ALBUQUERQUE, N.M. (AP) — A 9-year-old boy with a massive tumor was whisked from a dangerous neighborhood in Mexico in an armored vehicle by U.S. federal agents and taken across the border for treatment in New Mexico, his family said.
The boy and his parents were snatched Thursday from the gang-infested neighborhood in Ciudad Juarez — one of the deadliest cities in the world — after members of a New Mexico Baptist church saw him near an orphanage and sought help.
The parents of the child, identified by officials only as Jose to protect his family, said the tumor on his shoulder and neck has grown so large that it affects his eyesight and could move into his heart.
With no money for medical care, the family sought treatment in Juarez and El Paso, but did not receive any help removing the tumor, which has afflicted Jose since birth.
Si Budagher, pastor of First Baptist Church of Rio Rancho, N.M., said the church members spotted the boy while doing missionary work and felt compelled to do something to help him.
“He just came up to us and offered to carry groceries,” Budagher said. “The Lord put him in front of us.”
Church members only recently resumed missionary work in the border city after suspending visits there due to the deadly violence between competing drug cartels. The violence has claimed thousands of lives.

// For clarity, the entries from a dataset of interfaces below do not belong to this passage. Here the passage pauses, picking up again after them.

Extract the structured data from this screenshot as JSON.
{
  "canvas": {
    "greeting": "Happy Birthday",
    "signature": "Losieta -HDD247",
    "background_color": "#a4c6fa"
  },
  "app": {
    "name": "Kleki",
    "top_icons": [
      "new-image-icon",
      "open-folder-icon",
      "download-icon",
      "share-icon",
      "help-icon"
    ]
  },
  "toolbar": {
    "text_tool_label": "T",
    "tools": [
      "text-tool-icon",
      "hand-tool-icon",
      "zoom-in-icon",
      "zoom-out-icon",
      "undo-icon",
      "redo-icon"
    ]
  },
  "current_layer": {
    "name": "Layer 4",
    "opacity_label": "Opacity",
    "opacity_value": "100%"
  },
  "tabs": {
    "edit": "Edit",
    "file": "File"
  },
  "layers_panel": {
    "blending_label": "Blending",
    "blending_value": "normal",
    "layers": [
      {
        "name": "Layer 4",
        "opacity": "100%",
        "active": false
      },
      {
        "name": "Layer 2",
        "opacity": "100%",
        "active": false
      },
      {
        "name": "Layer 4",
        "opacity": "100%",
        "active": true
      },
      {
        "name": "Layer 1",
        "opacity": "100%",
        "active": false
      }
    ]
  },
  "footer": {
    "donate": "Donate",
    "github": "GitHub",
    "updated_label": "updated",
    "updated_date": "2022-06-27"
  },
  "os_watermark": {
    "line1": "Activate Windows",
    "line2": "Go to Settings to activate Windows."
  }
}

Denise Gutierrez, a victim assistance coordinator for Homeland Security Investigations, said she felt compelled to help as soon as she saw photos of Jose.
“I refused to believe that there was nothing we could do for this boy,” she said.
Gutierrez said the boy and his parents were granted a 45-day humanitarian visa for treatment in New Mexico, and a coalition of U.S. federal agencies began working to get them into the United States.
The U.S. Border Patrol helped the family enter the country.
Asked Friday about the ride in the armored vehicle, Jose’s eyes widen before he covered his face with his hands. “I like it here,” he said.
Budagher said the church has set up a fund for private donations and is helping with the cost of the family’s stay in the U.S. The church is also seeking help from doctors to examine Jose.
It’s still unclear, however, what treatment is needed or if he’ll need to return for follow-up visits.
“We all trying to stay positive and believe that there is something we can do for this boy and his family,” said Kevin Abar, assistant special agent in charge of Homeland Security Investigations in New Mexico.
Jose said he’s not sure what he will do when the tumor is removed.
“Play soccer,” he offered. “Maybe ride a bike.”